should not be missed is visiting luxor museum with the ‘masterpiece’ “talatat” a reconstruction of fragments of a wall from the palace of akhen-aton, goddess of hathor from the tomb of king tut-ankh-amon.
Although the Luxor museum is rather expensive, ( about £5 uk) it houses some really fabulous artifacts. It includes one of the three chariots from Tutankhamen's tomb, plus bows and arrows, a model boat and other items from his tomb. In an ajoining building there is a collection of twenty six statues that were discovered as recently as 1989 in the temple of Luxor, we thought these were some of the finest statues we had ever seen, in particular the statue of the goddess Lunit, and one of the goddess Hathor. In the main building, there are many more statues including a large and very beautifull calcite statue of the crocodile god Sobec with the pharaoh Amenhotep 111 sitting side by side. So, expensive? perhaps, but worth every penny.
Luxor museum is located about 1km from Luxor temple, along the Nile and is one of the finest in Egypt. It contains many of the finds during the digs carried out in the Thebes area. In 1990 a large underground area was added where you can see statues that were found in 1989 in the cachette of Luxor temple. This photo is a statue of Amenophis III with the god Sobek, and was discovered in 1967 at the bottom of a canal, near a village on the west bank. Entrance fee is 55 LE (5.50 GBP) and the museum is open until 9pm.

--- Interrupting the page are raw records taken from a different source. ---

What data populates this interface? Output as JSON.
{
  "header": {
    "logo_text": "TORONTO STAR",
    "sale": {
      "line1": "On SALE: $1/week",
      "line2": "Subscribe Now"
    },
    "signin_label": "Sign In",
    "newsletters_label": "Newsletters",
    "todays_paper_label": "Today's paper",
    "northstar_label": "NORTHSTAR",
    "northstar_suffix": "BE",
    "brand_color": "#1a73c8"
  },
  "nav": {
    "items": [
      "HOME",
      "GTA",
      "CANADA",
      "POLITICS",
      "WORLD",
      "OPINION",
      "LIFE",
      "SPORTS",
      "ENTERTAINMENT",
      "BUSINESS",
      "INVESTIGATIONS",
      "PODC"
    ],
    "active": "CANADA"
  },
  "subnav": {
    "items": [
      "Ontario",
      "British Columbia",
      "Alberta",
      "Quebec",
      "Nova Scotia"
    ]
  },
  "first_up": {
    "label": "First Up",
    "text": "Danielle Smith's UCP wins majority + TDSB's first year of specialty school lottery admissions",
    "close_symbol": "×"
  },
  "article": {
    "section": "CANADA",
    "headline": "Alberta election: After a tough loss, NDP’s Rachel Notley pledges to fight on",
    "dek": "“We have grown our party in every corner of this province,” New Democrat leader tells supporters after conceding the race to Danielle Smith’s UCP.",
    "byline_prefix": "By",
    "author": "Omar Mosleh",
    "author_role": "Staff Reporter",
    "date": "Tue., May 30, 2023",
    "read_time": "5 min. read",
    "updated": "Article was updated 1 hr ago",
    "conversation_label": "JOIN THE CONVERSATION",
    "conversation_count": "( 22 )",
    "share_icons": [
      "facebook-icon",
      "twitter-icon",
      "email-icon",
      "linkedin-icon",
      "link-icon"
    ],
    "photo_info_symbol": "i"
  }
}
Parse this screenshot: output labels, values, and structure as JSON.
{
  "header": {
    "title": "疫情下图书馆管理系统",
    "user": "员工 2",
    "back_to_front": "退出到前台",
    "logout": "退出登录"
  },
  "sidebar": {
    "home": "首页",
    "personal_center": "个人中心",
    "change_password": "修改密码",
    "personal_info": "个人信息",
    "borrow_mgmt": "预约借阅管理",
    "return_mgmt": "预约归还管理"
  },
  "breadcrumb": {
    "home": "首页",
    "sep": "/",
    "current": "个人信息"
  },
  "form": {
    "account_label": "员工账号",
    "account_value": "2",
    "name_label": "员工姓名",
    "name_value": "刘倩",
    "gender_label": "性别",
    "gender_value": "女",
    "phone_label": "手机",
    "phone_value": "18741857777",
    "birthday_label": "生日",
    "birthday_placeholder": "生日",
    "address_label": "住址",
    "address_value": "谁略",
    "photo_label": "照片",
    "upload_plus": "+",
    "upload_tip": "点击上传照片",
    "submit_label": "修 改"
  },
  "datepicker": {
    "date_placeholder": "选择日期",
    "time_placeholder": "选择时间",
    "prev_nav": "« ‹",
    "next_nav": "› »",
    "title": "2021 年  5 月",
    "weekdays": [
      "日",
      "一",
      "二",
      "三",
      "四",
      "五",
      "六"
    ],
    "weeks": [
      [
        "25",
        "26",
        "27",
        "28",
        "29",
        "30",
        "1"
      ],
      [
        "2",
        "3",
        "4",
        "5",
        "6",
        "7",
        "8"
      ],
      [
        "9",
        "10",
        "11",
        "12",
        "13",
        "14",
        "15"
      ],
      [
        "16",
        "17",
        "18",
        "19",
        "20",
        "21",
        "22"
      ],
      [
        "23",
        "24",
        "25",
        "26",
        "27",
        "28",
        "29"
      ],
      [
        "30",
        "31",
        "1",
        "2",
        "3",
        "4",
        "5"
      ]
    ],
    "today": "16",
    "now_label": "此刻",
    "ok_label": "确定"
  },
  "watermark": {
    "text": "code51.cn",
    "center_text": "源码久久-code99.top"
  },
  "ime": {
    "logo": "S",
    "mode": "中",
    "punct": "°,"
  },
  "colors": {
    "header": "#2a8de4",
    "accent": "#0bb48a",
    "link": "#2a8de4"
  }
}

Whilst at Luxor Temple on our first day we were approached by a local who decided that he would show us the sites for a small fee.
In our naivety we followed and after a brief and confusing description of the glyphs he demanded we give him baksheesh.
A member of the Tourist and Antiquities Police then appeared and ushered him away. We were then asked to follow him into a remote part of thetemple where he unslung his weapon and demanded that we gave him some money. Having a Kalashnikov pointed at you is an effective method of parting with your money so we complied. After leaving the site we reported the matter to the office located on the main road opposite the Anubis shoppng centre where the matter was then investigated and the officer was arrested. NOTE - This is frowned upon by the authorities and will not be tolerated. If caught in this situation comply with reason and report it later to the Chief of Police for Tourist and Antiquities.